MGM’s technicals match their fundamental thesis, showing that although COVID has been tough for the Vegas veteran, overall the price is rising. In the past 6 months (Figure 1), MGM’s stock has gone up and down like a toilet seat, with its upper bound being around $43 and the lower being around $37, with the average price increasing just under $0.50 over that time. Taking a look at the stock over a year-long period (Figure 2) however, tells a different story, increasing its floor price from $23 to $37. Taking a deeper dive looking at COGS, SRI and the P/E ratio shows that things are looking up for MGM (Figure 3). Increased COGS for the company indicates they are once again fillings up rooms and tables. The resistance indicator has also increased showing the stock is building momentum as things are starting to open again. The stock did hit and drop below its resistance from July 8th, 2021 to August 23rd, 2021, however, the price has rebounded since then showing that although the trade volume has decreased in recent months, investors still see promise. The most interesting metric has to be MGM’s P/E ratio. With a P/E upwards of 80 in the last months of 2019, and then rising up to 10 after a steep drop at the beginning of 2020, MGM is now trading with a -16.758 P/E ratio, indicating the company is criminally undervalued.
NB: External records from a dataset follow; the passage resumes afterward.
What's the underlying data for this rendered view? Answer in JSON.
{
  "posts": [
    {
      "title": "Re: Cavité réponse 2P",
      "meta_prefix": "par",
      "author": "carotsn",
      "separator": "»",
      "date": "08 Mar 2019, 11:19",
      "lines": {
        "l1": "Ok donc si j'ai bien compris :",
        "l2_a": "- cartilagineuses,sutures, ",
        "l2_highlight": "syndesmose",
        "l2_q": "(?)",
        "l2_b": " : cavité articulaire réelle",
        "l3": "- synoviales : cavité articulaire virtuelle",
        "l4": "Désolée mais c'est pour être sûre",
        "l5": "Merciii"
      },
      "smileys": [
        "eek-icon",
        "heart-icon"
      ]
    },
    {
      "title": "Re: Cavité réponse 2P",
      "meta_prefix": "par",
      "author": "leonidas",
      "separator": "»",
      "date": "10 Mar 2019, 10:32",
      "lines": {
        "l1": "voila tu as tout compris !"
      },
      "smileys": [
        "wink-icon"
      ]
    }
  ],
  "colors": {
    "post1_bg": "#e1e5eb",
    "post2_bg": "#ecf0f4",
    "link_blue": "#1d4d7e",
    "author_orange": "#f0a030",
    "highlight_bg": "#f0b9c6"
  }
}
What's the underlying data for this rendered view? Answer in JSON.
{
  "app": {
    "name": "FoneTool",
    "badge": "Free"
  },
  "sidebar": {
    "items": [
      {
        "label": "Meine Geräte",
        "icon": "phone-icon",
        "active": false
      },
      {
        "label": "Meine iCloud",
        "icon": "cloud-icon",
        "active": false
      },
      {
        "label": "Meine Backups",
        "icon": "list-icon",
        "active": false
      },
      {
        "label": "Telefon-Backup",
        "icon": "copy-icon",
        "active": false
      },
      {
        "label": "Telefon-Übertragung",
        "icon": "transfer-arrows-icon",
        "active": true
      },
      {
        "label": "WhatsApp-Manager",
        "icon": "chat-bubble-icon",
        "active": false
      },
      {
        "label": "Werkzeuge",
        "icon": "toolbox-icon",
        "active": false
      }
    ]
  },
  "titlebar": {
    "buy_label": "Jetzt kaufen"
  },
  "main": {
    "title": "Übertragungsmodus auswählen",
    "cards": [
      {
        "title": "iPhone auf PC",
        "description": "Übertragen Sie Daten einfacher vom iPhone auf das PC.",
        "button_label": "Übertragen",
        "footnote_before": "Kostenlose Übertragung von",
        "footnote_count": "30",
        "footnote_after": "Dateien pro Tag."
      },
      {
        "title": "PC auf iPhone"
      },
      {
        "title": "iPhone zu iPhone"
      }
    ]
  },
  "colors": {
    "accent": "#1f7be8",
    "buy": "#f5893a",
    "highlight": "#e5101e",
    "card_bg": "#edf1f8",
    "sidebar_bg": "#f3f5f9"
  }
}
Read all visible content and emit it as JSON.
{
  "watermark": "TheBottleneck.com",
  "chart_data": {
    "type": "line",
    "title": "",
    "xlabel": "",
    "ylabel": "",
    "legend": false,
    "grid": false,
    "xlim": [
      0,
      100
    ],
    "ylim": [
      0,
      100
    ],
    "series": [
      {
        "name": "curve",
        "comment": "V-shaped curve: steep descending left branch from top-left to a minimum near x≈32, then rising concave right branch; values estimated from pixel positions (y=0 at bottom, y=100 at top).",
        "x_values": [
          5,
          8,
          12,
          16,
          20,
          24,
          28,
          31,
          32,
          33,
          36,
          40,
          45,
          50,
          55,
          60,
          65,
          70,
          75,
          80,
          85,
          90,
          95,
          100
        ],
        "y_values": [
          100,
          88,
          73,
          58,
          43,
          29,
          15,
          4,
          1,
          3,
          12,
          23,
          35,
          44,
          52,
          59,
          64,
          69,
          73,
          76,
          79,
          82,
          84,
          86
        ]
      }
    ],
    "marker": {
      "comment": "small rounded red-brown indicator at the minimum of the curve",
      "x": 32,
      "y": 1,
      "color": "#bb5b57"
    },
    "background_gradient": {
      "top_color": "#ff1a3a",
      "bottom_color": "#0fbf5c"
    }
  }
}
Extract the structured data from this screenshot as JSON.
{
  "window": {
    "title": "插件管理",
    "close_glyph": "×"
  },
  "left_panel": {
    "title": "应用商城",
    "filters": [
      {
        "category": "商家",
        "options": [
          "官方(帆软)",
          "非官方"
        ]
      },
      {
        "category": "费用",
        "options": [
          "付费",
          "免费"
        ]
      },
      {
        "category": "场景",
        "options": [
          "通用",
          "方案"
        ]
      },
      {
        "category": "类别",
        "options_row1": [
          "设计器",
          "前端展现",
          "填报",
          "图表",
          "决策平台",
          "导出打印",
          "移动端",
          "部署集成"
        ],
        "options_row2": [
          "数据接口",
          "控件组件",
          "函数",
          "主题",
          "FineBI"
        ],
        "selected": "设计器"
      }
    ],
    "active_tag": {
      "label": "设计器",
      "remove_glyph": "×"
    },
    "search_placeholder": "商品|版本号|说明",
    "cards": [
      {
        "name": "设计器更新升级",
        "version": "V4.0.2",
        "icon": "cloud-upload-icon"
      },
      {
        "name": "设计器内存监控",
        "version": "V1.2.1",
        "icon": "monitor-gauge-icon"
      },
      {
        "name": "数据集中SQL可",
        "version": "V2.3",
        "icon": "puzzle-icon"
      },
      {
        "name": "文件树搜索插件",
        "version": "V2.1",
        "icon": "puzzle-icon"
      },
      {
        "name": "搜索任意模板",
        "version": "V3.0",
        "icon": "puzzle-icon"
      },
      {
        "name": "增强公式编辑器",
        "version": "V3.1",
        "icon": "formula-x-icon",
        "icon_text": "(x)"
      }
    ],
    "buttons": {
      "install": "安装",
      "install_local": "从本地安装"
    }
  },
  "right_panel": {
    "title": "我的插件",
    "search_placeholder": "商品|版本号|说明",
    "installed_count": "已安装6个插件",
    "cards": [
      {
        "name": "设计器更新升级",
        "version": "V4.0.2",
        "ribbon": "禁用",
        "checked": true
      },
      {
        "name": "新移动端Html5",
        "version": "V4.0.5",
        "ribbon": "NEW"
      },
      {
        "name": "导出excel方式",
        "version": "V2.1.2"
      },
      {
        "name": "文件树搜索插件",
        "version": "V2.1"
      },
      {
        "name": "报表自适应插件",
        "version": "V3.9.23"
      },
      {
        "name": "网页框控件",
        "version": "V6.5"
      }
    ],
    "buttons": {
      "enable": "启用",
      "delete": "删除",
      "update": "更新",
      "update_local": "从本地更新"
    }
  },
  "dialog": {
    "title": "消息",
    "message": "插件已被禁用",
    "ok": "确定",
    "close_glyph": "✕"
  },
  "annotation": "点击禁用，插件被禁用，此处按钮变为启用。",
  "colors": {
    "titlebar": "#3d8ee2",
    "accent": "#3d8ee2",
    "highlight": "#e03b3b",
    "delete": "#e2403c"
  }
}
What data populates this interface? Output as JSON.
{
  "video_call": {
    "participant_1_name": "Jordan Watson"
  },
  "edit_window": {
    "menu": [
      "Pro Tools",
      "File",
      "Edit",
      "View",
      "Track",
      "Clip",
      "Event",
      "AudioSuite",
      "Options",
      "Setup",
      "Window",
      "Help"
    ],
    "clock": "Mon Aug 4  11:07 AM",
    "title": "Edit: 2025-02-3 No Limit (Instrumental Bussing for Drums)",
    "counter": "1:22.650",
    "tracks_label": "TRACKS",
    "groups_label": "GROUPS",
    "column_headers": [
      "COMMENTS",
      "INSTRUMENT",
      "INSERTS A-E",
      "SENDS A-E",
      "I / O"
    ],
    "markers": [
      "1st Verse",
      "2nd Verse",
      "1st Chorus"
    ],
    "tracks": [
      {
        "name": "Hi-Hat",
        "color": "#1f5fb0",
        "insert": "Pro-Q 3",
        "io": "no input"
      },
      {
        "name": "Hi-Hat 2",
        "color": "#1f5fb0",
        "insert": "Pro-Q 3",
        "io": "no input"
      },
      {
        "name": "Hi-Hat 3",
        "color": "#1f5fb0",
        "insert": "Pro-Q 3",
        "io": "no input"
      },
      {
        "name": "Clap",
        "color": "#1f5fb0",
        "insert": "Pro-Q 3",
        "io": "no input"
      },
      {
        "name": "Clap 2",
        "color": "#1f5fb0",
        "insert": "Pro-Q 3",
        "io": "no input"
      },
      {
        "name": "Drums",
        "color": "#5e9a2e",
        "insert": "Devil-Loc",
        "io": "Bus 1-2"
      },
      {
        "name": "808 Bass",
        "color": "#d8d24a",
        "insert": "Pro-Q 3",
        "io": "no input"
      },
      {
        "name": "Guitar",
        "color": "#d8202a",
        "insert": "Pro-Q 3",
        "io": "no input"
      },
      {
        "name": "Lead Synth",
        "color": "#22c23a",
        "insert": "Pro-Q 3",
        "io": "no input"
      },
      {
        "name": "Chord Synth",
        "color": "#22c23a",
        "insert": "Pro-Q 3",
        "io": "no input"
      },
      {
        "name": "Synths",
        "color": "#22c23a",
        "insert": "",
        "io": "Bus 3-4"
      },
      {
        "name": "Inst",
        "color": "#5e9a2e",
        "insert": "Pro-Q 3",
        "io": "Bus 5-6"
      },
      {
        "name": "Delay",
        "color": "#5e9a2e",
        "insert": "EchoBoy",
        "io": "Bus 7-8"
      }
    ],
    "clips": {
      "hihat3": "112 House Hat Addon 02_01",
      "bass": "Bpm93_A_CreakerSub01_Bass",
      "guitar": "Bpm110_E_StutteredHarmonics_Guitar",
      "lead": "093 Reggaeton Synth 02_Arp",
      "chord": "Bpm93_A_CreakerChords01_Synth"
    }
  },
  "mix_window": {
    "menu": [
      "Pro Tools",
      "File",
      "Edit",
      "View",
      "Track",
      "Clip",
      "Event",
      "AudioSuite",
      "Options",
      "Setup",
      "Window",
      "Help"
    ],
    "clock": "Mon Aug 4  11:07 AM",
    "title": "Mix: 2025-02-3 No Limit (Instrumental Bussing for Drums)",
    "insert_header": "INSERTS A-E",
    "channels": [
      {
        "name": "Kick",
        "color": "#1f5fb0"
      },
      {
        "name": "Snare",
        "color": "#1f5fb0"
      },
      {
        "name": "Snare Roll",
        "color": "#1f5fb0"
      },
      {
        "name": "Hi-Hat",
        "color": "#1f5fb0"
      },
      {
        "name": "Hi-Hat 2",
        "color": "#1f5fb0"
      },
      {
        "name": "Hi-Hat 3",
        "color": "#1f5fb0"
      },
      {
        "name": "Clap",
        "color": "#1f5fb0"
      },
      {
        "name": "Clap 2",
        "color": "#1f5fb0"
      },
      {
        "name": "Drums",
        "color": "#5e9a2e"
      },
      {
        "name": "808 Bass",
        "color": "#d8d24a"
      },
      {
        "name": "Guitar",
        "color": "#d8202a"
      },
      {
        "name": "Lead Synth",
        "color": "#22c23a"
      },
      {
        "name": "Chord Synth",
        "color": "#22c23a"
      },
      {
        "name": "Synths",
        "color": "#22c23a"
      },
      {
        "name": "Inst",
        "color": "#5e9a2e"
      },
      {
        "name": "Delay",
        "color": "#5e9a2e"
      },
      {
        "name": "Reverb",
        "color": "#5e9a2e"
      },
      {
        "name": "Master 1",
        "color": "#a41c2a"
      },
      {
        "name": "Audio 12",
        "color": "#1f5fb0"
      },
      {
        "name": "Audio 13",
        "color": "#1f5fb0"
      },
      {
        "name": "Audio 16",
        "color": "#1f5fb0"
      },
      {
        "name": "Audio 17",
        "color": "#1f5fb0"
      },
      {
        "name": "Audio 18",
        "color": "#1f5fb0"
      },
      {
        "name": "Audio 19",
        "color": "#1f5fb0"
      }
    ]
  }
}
Finally, for the value investors out there, year to date MGM is up 43.97% while the S&P 500 is up 21.42% indicating as the market recovers, industries that rely so heavily on consumer traffic, like that of which MGM operates, will and are charging back.
Figure 1 - 2h
Figure 2 - 1D
Figure 3 - 1D, Cost of goods, PE